Opec has flexible output target in its production deal to counter rising crude supplies
Opec has a flexible target under its oil-cuts agreement that allows output to rise as much as 500,000 barrels a day higher than the previously announced ceiling, according to the group’s Secretary-General Mohammad Barkindo.
Under its agreement, the Organisation of Petroleum Exporting Countries can collectively pump from 32.5 million to 33 million barrels a day to accommodate “future supply developments,” Barkindo said on Wednesday at a conference in Istanbul. He didn’t elaborate on such future developments.

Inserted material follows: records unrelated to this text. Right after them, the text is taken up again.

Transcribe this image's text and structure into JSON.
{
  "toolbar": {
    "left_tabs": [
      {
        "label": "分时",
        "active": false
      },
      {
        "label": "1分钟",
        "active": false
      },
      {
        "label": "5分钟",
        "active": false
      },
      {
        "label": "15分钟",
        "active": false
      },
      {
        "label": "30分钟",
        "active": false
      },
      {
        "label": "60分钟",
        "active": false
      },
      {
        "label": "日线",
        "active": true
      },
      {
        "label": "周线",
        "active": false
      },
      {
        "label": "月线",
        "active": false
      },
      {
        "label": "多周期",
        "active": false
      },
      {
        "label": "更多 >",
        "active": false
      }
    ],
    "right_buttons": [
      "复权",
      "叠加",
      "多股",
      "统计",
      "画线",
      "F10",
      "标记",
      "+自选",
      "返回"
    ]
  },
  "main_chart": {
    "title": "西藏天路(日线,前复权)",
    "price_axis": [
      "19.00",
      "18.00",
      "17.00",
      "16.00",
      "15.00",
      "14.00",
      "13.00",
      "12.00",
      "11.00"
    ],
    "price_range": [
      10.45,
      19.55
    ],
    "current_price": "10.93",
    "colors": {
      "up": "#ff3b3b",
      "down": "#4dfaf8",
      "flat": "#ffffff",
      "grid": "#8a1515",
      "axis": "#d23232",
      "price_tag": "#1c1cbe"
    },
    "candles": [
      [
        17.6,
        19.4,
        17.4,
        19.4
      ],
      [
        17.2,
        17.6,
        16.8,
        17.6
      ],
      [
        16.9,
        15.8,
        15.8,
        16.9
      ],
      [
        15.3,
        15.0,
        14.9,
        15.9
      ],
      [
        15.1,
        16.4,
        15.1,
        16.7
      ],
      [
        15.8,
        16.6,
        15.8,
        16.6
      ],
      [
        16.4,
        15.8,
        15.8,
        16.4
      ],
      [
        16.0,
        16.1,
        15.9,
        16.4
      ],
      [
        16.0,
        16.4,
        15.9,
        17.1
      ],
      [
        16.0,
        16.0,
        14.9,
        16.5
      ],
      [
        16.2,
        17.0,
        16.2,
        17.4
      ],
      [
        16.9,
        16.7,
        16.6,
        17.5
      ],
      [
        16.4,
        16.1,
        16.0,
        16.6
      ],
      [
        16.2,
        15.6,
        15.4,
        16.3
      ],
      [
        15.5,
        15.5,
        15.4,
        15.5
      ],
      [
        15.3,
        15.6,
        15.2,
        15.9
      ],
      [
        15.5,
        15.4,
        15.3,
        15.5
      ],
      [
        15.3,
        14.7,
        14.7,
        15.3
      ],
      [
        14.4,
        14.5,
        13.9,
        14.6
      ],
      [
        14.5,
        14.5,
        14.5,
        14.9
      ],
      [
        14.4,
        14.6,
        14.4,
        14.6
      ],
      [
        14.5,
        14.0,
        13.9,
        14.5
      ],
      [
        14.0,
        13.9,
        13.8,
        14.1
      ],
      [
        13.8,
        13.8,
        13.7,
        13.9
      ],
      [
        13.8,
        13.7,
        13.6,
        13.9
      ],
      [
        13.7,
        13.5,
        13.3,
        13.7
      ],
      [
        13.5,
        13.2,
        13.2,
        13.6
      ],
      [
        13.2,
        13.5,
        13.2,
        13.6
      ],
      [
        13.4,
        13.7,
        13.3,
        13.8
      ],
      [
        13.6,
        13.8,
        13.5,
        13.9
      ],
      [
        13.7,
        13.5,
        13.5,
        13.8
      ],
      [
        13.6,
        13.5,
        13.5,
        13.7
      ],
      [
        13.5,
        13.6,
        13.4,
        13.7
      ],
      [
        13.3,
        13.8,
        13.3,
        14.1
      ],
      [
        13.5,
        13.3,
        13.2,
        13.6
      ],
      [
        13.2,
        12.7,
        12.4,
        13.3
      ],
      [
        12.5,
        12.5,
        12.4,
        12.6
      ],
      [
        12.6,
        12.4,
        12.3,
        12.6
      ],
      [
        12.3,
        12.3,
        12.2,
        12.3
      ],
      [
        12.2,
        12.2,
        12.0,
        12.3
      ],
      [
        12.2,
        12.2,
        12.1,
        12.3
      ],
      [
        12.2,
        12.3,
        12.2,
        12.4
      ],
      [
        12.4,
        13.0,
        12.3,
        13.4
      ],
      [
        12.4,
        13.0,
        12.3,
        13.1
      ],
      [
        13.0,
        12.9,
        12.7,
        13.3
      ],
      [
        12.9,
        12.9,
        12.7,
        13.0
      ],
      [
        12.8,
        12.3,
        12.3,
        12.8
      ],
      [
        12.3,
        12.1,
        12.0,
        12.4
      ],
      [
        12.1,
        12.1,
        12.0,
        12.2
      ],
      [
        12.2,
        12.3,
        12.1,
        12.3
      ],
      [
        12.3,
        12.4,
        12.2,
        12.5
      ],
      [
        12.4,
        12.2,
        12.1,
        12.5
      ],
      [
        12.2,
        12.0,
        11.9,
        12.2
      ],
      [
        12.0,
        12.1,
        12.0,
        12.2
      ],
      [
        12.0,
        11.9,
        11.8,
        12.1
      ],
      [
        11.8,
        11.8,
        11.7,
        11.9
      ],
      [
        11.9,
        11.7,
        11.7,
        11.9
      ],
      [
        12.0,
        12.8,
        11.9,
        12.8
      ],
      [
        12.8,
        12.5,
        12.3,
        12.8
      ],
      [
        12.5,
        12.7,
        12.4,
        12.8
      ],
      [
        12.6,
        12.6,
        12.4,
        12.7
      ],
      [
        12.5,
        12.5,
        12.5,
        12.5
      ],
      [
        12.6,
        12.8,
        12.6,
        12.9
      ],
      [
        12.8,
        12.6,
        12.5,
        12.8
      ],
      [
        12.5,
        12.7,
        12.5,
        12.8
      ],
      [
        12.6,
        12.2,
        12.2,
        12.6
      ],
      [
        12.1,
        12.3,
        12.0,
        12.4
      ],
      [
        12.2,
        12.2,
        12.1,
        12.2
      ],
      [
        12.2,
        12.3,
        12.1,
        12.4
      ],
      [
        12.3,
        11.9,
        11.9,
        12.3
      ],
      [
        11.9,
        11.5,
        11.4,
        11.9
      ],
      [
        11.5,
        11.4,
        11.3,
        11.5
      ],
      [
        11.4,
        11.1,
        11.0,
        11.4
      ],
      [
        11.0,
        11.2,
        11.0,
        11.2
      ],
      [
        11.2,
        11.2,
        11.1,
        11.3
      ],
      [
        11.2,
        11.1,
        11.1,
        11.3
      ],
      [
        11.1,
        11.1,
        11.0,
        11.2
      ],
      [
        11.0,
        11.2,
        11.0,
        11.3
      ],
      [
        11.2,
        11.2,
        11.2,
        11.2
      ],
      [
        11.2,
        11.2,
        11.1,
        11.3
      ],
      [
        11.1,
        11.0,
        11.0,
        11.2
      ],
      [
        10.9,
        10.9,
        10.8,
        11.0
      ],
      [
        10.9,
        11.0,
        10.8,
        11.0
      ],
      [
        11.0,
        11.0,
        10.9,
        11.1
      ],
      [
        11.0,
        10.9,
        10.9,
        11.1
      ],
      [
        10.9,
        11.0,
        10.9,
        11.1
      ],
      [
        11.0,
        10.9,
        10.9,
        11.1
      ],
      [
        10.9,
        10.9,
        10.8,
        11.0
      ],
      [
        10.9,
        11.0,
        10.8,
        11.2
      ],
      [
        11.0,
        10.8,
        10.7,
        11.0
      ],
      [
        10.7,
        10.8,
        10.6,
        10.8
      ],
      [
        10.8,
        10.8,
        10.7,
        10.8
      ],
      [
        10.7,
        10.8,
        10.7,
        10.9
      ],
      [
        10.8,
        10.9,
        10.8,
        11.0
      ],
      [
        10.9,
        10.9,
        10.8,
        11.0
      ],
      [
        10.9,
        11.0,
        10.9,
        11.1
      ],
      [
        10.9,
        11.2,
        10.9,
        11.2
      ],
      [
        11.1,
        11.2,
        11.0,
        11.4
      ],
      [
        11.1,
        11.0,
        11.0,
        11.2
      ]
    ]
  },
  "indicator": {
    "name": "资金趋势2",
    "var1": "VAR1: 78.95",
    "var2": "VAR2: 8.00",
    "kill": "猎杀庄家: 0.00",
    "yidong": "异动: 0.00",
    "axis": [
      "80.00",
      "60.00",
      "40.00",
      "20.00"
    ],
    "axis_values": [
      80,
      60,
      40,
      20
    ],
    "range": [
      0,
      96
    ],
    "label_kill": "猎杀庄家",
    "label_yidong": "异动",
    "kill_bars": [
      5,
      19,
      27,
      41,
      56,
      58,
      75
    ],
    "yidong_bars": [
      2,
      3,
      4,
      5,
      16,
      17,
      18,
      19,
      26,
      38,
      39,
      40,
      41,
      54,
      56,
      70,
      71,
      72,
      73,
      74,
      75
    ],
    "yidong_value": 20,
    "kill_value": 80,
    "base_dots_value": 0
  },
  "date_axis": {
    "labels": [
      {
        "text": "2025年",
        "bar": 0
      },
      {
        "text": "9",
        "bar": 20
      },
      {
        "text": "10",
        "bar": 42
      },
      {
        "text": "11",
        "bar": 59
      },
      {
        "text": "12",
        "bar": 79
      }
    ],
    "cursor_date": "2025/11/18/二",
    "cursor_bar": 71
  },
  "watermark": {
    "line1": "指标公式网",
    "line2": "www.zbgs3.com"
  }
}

Opec agreed in November to reduce output by 1.2 million barrels a day to 32.5 million starting on January 1 to clear a global glut. Other producers including Russia joined the deal, which was extended through March 2018.
Their global accord faced “headwinds” in the first quarter and didn’t cause crude stockpiles to decline fast enough, Barkindo said.
The current market downturn is lasting longer than previous slumps, due largely to 700,000 to 800,000 barrels a day of additional supply from the US, he said.
Crude slid into a bear market last month amid concerns that the cutbacks by Opec and allied producers are being partially offset by a rebound in supply from Opec members Libya and Nigeria and by US shale output. Libya and Nigeria were both exempt from the cuts due to their internal strife.
Brent crude, an international benchmark, has dropped 15 per cent this year and was trading on Wednesday at US$48.13 a barrel.
Libya and Nigeria may be asked to cap their output soon in an effort to help rebalance the market, Kuwaiti Oil Minister Issam Almarzooq said on Monday at the same event. Both African nations are expected to send representatives to the next meeting of the Opec and non-Opec Joint Technical Committee, on July 22 in Russia, Barkindo said.